Artwork Details

Winslow Homer


Perils of the Sea
Etching on cream Japan paper
27 3/4 x 33 1/8 inches
Not on view
Accession Number
Museum Purchase, James and Judy DeLapa

About the Artwork

Perils of the Sea is related to an ambitious watercolor Homer executed in the early 1880s while living on the northeast coast of England at Cullercoats near Tynemouth. This locale harbored a poor, hard-working community of fisher folk who made their living, and sometimes lost their lives, on the sea.

In Perils of the Sea, a group of coastal men and women gather in foul weather at the Volunteer Life Brigade’s Look Out House to witness a shipwreck they are powerless to reach. Homer derived the title from the refrain of Eternal Father, Strong to Save, a contemporary hymn: O hear us when we cry to Thee for those in peril on the sea.” Focusing on the observers, Homer reserves special attention for two women whom he isolates in the immediate foreground for tragic effect, despair drawn across their faces. He uses a dense profusion of etched lines to create remarkable contrasts of light and dark.

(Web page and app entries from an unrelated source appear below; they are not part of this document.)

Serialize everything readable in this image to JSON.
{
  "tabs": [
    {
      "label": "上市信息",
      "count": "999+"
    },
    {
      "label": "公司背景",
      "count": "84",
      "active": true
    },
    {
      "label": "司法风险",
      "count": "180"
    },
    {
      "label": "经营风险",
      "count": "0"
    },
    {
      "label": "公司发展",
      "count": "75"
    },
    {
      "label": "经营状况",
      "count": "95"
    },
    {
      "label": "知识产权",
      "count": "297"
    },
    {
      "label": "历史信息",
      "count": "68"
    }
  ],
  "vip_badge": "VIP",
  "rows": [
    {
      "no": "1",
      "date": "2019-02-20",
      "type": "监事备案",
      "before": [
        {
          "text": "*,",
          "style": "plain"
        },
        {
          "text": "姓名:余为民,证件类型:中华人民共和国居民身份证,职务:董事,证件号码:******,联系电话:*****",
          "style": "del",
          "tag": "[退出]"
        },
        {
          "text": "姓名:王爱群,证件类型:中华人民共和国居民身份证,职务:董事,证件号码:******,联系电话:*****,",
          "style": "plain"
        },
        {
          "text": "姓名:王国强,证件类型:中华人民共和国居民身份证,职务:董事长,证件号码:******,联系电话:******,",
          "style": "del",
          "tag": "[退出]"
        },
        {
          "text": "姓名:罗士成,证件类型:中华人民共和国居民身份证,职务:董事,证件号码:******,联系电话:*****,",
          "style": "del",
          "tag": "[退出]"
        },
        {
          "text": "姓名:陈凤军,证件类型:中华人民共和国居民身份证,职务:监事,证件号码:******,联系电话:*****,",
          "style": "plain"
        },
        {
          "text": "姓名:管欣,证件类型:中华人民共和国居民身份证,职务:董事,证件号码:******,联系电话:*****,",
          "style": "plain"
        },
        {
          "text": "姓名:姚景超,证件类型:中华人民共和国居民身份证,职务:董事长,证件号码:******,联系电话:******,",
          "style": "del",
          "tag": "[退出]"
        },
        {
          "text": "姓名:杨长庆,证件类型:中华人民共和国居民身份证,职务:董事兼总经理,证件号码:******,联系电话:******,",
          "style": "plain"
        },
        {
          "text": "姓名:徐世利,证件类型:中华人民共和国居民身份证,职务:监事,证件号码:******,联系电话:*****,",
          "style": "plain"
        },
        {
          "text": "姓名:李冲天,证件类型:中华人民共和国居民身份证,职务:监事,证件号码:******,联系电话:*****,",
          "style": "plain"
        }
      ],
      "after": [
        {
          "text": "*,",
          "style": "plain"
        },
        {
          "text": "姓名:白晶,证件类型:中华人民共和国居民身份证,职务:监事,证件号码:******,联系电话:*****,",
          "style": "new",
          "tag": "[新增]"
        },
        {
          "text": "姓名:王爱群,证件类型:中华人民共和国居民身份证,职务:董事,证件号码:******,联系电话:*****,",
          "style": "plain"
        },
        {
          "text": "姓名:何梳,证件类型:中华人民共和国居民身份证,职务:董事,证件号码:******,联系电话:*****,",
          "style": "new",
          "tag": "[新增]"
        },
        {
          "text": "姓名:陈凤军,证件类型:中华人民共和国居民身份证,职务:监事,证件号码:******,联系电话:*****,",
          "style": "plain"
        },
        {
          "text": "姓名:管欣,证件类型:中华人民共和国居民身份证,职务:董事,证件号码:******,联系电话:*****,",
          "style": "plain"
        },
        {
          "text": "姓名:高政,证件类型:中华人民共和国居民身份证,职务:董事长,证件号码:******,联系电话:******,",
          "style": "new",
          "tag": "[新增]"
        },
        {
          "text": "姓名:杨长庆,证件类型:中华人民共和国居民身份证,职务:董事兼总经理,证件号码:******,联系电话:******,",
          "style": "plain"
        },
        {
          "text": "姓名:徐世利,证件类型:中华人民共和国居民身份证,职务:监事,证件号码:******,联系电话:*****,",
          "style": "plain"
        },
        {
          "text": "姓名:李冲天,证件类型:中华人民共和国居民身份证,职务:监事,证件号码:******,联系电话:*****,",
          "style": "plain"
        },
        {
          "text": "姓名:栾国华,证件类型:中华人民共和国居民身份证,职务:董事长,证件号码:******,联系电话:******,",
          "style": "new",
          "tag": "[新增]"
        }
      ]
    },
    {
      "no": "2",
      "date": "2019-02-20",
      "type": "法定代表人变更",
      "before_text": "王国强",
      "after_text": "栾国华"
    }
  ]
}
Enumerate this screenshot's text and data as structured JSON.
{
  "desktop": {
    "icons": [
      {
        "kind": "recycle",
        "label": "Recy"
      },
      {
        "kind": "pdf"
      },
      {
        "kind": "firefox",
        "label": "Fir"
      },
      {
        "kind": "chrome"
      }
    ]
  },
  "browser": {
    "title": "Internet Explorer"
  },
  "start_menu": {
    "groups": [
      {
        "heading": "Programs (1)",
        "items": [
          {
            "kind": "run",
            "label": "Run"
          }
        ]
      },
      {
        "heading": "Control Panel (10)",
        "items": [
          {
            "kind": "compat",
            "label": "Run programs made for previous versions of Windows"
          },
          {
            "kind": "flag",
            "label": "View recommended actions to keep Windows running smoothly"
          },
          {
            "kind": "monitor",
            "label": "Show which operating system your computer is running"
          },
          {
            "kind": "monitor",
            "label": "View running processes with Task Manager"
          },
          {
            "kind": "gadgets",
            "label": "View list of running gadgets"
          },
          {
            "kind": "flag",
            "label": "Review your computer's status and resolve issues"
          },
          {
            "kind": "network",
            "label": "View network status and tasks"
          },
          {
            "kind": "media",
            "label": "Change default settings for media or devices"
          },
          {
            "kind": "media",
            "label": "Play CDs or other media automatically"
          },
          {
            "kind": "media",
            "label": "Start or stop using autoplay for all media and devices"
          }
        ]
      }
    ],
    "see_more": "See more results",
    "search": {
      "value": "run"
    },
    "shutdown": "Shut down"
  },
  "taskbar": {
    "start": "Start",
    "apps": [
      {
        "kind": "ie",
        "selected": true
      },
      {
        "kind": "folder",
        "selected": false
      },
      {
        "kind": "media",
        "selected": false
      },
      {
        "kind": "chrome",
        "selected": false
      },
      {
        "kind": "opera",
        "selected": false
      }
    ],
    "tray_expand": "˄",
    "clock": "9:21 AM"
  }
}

The print is one of eight large etchings that he executed between 1886 and 1889, exceptional works that he regarded as equal to his paintings in quality and significance.